▶ **Your instructions**
Each line in the entries below that holds the string "برعهده" must be copied.

▶ **Data extracts**
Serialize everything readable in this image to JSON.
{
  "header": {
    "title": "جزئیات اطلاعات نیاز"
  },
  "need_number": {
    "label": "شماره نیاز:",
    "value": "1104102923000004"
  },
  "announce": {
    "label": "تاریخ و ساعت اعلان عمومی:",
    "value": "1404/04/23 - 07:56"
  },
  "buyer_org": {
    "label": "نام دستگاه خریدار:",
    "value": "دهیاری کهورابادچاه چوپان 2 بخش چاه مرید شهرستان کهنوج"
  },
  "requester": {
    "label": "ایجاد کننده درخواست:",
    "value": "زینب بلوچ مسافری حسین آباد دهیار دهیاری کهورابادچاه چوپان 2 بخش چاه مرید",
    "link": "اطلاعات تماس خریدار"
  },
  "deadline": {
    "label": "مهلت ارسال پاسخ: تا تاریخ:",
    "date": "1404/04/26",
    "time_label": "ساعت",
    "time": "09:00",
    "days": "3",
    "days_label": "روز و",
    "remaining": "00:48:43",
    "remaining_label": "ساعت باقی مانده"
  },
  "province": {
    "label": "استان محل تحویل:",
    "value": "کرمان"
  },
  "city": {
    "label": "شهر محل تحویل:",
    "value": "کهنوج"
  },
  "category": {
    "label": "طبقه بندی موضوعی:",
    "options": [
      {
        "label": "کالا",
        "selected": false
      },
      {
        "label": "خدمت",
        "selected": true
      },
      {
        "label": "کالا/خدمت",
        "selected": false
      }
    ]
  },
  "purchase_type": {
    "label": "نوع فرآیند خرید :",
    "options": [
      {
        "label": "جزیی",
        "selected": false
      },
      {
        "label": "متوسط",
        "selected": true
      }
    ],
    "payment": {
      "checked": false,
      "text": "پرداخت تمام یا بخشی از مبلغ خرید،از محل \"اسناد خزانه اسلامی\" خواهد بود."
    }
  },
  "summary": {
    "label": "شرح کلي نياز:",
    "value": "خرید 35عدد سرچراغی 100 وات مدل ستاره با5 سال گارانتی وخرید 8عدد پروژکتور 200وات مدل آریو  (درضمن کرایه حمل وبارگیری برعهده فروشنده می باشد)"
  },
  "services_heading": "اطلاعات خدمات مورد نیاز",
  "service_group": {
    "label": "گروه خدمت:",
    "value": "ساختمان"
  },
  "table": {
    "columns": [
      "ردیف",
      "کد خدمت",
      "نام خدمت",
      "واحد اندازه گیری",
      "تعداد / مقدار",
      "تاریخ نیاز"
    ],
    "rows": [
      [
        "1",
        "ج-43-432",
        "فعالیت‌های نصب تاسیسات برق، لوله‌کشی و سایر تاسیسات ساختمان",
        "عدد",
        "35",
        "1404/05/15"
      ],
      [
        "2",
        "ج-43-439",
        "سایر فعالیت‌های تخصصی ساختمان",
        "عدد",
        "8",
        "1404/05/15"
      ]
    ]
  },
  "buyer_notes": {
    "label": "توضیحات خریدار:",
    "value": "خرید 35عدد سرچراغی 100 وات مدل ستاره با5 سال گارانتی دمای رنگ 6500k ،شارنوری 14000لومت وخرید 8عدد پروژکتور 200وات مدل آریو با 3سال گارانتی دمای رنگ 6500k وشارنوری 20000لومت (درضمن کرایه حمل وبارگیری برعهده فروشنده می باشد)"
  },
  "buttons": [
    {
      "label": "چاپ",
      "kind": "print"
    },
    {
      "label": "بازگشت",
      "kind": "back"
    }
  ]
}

▶ **Answer to this problem**
    "value": "خرید 35عدد سرچراغی 100 وات مدل ستاره با5 سال گارانتی وخرید 8عدد پروژکتور 200وات مدل آریو  (درضمن کرایه حمل وبارگیری برعهده فروشنده می باشد)"
    "value": "خرید 35عدد سرچراغی 100 وات مدل ستاره با5 سال گارانتی دمای رنگ 6500k ،شارنوری 14000لومت وخرید 8عدد پروژکتور 200وات مدل آریو با 3سال گارانتی دمای رنگ 6500k وشارنوری 20000لومت (درضمن کرایه حمل وبارگیری برعهده فروشنده می باشد)"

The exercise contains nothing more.